He asked us about facebook and twitter and all of these social networking sites- are they a way for us to say “I’m here”? Do we subconsciously feel that, if we tweet about the rude girl that cut us off on our way to work this morning, we are saying to the world, “Don’t forget about me”?

This got me thinking- man is a social creature. He wants to know that he has someone to go to, someone that will come to him. To exist, he needs the world to know he does. He doesn’t want to be forgotten.

One of the most controversial subjects among breast cancer patients, survivors, and the stigma in general, is that if a woman gets cancer, her husband is likely to leave. It is a completely normal and logical fear to have because cancer is not something that’s easy to deal with. It can be lonely and you feel like you’re the only one going through it. You fear that cancer will make you wither and people will forget you. But this is not true in any sense.

It frustrates me when I hear people on talk shows discussing the issue of cancer and divorce. The last thing patients and families need is someone telling them that diagnosis can end a marriage. Yet, it is an issue that arises because of our inherent need for social interaction, and our need to love and be loved back. It is one of my greatest wishes that patients and families will trust one another and know that they will get through whatever life throws at them because they have each other. What is most important in a cancer family is the patient’s well-being and support system. It is the love that binds the family, no matter how functionally dysfunctional it may be. There are so many other factors and concerns that need to be addressed at the time of diagnosis, and it is my opinion that divorce should not be at the top of the list. Yes, my parents divorced some time during my mom’s treatment process, but cancer wasn’t the cause, and my whole family (including BOTH of my parents) fought through it. We realized that some things are just more important and deserve more attention than others.

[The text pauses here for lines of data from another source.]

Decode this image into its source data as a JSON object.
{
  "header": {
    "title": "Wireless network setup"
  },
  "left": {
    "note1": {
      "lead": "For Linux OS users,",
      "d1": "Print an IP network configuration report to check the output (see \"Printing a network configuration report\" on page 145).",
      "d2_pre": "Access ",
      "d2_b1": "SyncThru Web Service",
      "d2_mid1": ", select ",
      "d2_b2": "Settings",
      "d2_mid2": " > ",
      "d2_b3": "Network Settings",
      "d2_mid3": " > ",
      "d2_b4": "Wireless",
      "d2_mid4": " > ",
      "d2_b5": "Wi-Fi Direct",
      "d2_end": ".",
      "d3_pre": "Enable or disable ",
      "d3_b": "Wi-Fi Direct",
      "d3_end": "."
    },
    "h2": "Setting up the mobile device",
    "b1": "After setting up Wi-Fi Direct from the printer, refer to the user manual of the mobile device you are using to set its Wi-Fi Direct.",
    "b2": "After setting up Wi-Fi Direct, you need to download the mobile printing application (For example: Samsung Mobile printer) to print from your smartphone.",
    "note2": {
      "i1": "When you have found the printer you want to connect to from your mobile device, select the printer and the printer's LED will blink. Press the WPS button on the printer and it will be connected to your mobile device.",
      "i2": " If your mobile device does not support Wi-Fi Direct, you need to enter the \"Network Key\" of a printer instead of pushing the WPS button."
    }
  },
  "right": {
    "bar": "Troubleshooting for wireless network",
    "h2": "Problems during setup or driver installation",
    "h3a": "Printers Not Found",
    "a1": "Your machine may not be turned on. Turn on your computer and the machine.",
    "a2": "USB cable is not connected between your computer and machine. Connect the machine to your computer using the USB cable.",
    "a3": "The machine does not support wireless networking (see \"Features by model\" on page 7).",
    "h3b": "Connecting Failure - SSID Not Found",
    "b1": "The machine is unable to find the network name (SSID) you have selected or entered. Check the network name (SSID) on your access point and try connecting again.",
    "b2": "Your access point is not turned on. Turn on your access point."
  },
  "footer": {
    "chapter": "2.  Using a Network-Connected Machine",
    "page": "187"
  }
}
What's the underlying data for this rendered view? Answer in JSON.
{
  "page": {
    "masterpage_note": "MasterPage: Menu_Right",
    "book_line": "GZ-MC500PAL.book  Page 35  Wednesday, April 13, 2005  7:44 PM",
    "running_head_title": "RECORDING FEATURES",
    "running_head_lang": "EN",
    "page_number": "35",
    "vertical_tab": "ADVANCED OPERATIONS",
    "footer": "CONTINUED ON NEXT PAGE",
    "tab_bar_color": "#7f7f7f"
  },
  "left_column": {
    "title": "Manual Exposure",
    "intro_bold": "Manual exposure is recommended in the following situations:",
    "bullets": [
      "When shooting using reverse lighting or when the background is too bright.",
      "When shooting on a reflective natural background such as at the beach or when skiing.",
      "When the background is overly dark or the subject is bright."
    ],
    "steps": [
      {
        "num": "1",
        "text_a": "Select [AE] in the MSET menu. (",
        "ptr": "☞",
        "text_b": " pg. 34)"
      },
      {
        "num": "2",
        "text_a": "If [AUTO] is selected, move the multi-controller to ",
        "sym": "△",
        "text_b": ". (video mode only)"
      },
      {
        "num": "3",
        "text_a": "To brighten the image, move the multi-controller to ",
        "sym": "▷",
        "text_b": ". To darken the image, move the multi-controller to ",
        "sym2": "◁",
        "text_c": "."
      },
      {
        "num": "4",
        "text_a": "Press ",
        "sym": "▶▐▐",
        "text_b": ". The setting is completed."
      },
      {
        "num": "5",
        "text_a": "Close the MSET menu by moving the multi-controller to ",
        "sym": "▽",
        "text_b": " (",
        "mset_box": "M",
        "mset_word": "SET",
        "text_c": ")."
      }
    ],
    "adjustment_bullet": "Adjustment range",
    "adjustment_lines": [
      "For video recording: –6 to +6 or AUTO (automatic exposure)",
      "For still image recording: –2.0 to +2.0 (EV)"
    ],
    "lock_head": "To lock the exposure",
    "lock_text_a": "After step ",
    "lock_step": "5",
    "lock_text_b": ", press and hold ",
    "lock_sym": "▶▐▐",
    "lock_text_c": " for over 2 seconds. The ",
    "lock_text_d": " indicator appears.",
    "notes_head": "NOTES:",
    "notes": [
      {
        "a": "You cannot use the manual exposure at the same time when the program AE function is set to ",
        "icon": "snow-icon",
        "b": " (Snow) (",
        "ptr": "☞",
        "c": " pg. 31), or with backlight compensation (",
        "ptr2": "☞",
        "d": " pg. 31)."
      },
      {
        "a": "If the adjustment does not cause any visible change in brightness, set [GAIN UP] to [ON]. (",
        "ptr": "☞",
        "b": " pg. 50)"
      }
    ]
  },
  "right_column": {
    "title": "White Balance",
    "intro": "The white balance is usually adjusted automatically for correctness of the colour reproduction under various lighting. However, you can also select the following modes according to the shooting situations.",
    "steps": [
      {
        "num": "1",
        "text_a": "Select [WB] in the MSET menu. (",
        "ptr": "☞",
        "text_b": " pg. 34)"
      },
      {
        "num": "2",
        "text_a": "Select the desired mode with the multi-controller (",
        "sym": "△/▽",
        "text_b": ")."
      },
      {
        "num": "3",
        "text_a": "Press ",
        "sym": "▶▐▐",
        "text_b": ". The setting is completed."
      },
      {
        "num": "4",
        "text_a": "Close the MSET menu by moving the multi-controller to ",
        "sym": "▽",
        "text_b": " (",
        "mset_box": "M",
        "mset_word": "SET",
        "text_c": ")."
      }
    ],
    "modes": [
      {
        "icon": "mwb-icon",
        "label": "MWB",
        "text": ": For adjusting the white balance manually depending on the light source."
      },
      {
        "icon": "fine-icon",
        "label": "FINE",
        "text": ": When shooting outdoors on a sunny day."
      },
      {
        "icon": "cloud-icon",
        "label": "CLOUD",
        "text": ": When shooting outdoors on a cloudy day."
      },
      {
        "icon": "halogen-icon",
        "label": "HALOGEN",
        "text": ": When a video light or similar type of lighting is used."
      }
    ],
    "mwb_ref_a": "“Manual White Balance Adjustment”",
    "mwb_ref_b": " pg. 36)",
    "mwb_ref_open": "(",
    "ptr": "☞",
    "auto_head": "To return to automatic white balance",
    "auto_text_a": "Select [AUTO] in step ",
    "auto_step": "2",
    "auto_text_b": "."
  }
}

One thing we need to understand is that life doesn’t stop. It is such a constant cycle that we all go through- day by day, year by year. We all get mad, cry, laugh, smile, fear, love, everything. It is in this way that we are always connected. We cannot be forgotten if the person next to us or even halfway around the world feels what we feel. Emotions are what bind us. They give us the need to feel connected, but they also connect us. Cancer treatment can be one of the loneliest times a patient will have in their lives, but they are never alone. No one is ever alone because we have friends, family, and above all, we have each other.

In the word’s of my secret celebrity crush, Michael Buble, “When you feel like you’re done, and the darkness has won…you are not alone. I am there with you.” This is what I hold onto whenever I get scared. Someone somewhere, be it my mom or my dad or someone on the other side of the world, is there with me, just like I am there with you.